- **DIRECTIONS FOR THIS TASK**: Your answer is a copy of every line in the records where "Default" appears.

- **STUDY MATERIAL**:
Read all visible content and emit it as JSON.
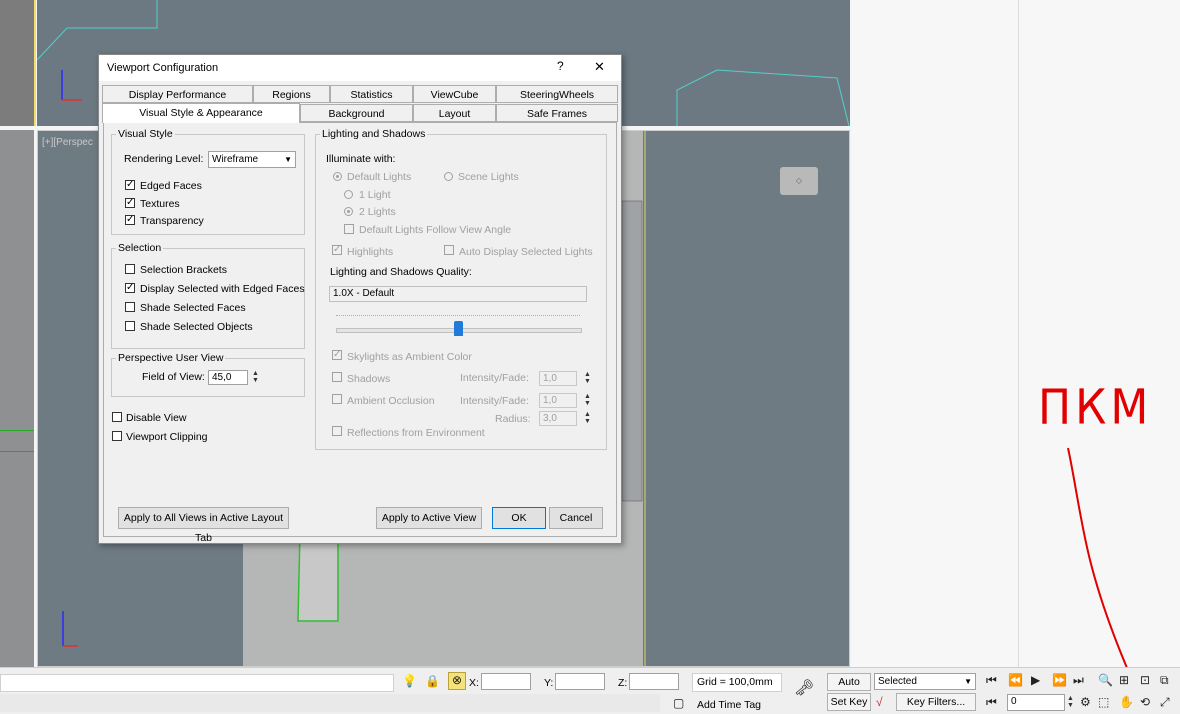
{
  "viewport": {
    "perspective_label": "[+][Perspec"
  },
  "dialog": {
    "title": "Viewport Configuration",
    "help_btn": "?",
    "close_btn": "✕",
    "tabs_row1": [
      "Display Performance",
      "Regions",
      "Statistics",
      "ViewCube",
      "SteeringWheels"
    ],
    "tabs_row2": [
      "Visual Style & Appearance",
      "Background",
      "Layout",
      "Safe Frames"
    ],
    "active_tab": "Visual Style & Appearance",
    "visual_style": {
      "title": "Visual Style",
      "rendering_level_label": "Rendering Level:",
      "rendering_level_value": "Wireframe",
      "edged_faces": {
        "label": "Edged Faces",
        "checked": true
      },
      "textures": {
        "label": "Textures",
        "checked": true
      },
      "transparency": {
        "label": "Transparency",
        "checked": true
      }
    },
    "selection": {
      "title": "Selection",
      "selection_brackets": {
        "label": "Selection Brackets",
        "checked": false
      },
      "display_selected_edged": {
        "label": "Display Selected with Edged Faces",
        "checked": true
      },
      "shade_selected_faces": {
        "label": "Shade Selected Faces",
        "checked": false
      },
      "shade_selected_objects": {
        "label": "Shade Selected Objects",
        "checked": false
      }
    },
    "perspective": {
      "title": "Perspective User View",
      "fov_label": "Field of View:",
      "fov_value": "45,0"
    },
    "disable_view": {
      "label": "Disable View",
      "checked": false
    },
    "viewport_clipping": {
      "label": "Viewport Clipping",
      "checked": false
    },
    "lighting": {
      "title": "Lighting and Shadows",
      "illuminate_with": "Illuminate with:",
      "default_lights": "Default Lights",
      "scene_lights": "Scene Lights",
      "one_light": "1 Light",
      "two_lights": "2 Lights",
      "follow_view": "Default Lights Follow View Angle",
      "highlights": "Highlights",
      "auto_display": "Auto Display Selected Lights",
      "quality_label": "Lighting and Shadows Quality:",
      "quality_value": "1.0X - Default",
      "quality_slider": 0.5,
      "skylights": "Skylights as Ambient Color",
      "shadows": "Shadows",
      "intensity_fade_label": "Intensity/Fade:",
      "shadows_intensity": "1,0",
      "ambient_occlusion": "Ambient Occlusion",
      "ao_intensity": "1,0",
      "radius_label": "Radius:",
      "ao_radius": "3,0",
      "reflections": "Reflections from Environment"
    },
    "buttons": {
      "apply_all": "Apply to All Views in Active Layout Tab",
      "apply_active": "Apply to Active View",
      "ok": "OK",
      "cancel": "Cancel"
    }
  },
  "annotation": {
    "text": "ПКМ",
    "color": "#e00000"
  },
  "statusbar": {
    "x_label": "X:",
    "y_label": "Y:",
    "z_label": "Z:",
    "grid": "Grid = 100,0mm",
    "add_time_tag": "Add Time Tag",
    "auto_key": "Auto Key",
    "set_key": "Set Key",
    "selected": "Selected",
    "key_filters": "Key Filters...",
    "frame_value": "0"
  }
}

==

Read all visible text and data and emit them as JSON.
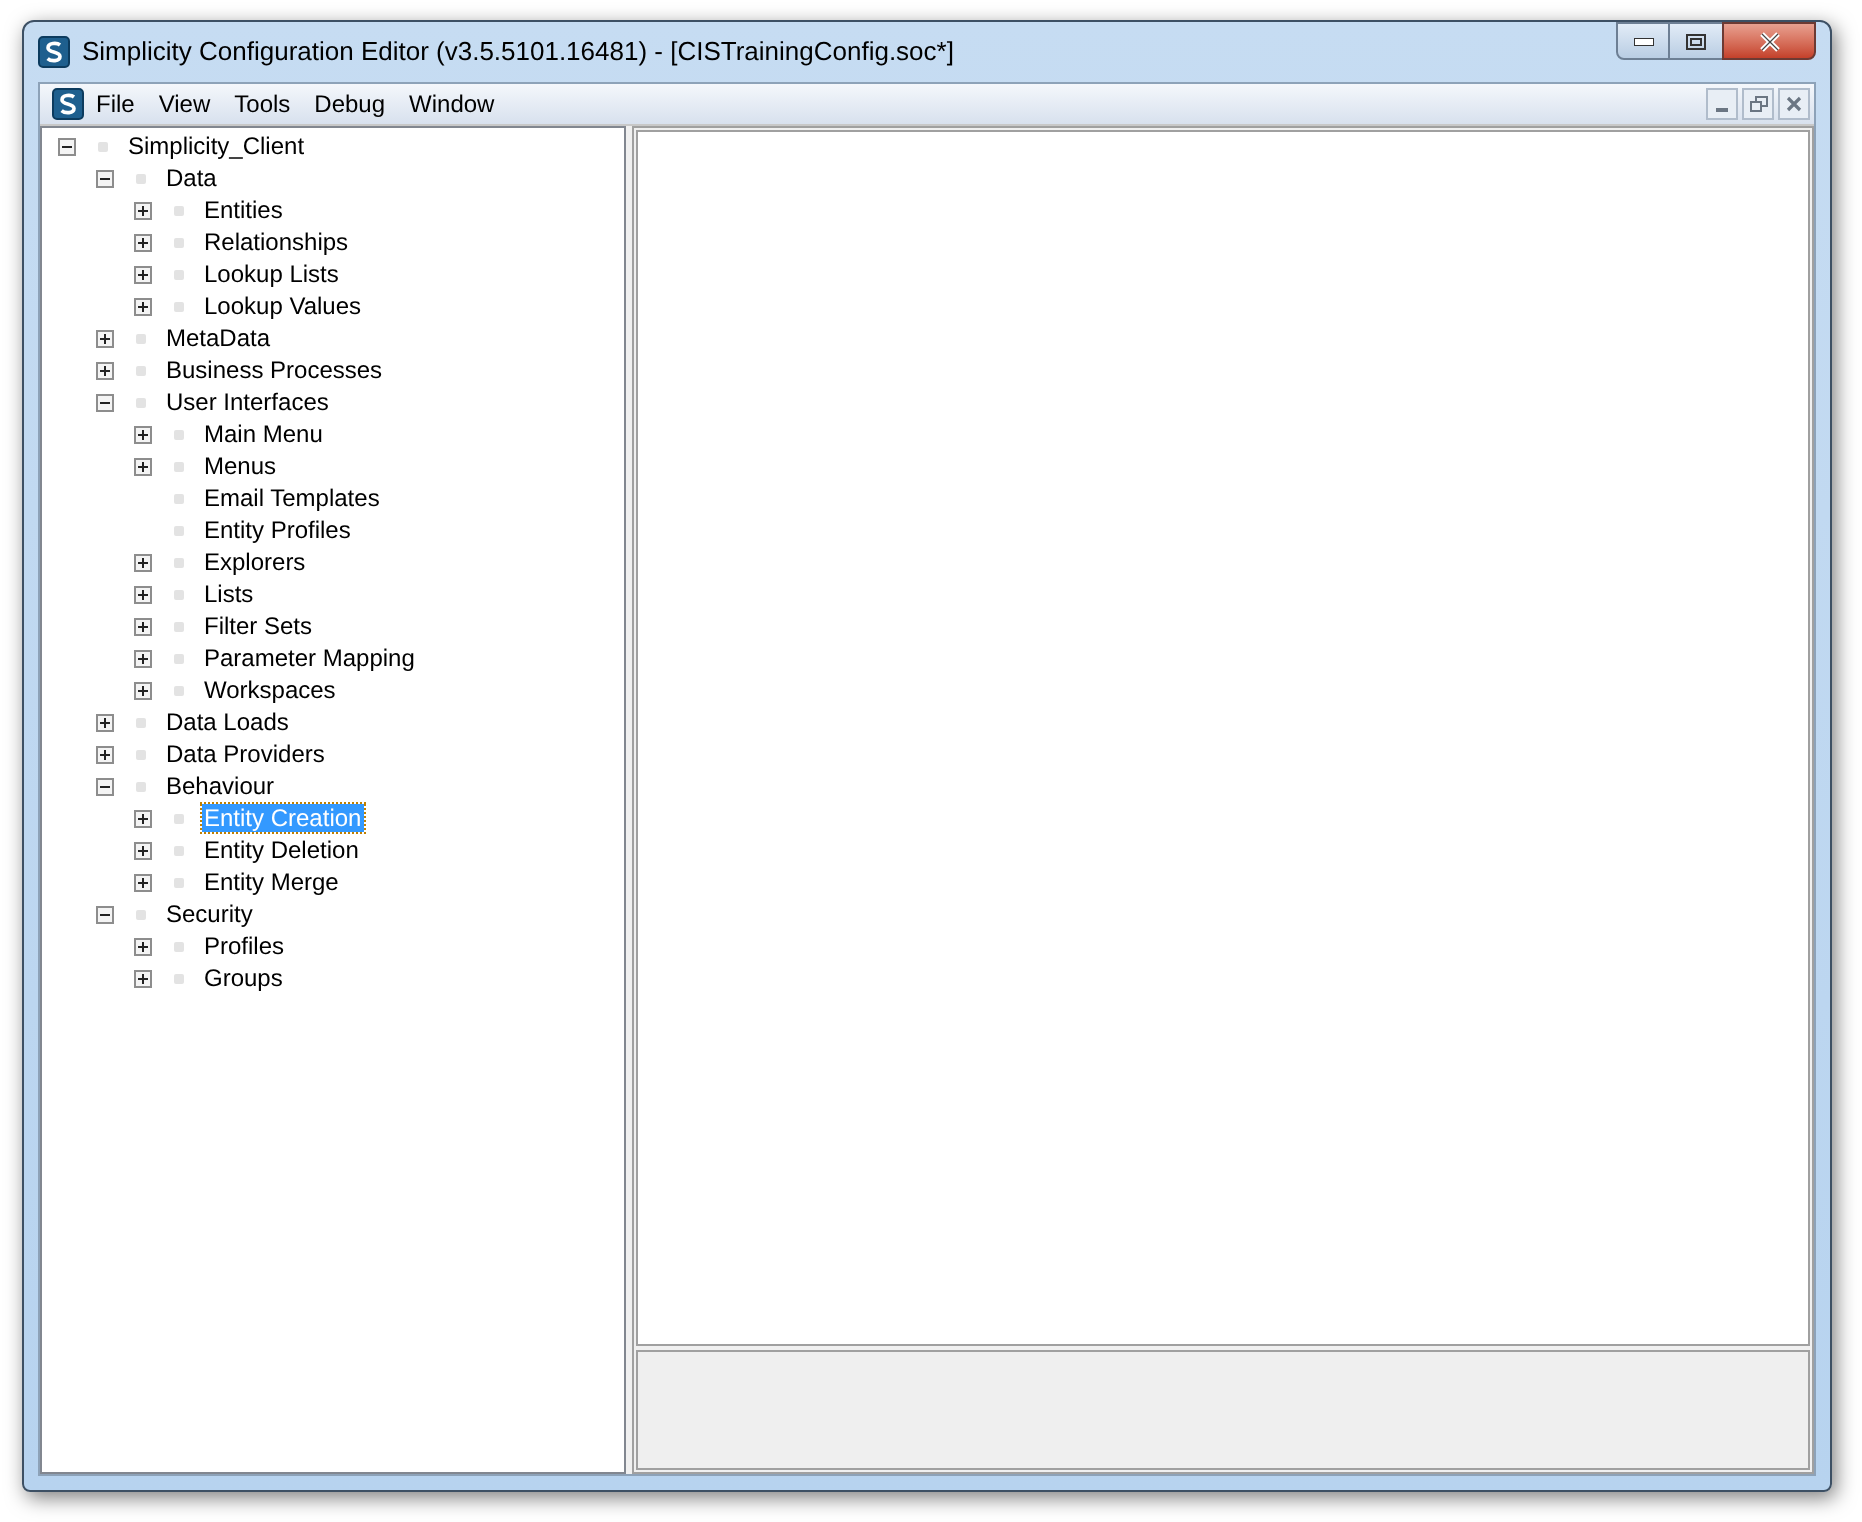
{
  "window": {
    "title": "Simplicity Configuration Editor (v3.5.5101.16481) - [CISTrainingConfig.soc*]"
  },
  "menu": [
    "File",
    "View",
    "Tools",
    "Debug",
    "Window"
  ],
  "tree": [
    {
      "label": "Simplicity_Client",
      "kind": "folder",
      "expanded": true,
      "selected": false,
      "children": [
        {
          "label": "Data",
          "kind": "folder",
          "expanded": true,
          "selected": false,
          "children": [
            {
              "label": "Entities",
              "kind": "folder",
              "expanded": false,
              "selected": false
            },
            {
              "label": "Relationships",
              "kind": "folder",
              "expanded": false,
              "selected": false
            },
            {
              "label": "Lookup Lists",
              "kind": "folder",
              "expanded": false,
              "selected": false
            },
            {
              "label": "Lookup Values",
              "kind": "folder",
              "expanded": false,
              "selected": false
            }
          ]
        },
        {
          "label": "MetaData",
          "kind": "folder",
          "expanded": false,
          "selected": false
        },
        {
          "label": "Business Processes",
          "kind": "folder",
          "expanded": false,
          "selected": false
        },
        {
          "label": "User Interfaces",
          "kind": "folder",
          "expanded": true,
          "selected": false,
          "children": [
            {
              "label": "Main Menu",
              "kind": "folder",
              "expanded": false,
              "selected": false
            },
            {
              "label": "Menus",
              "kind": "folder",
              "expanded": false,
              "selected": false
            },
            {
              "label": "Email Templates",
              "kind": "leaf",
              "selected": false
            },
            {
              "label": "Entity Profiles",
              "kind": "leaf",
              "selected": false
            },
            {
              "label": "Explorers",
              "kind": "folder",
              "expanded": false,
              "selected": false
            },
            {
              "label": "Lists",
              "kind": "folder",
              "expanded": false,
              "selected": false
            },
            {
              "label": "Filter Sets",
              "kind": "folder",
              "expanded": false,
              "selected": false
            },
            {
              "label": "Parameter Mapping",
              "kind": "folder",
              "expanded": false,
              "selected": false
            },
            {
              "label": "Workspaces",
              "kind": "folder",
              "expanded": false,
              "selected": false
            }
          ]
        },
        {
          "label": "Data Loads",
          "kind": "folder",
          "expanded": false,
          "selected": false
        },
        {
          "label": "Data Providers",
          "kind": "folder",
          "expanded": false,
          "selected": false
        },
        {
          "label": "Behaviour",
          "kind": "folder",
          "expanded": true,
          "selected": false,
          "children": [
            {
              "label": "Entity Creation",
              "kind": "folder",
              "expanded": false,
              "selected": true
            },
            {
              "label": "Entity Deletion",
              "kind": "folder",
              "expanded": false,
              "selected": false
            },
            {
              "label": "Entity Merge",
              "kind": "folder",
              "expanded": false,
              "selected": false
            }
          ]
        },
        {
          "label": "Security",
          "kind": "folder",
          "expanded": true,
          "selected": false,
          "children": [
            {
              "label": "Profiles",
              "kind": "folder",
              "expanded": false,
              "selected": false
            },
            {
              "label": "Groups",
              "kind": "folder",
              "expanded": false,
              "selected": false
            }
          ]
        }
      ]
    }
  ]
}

- **TASK OUTPUT**:
      "default_lights": "Default Lights",
      "follow_view": "Default Lights Follow View Angle",
      "quality_value": "1.0X - Default",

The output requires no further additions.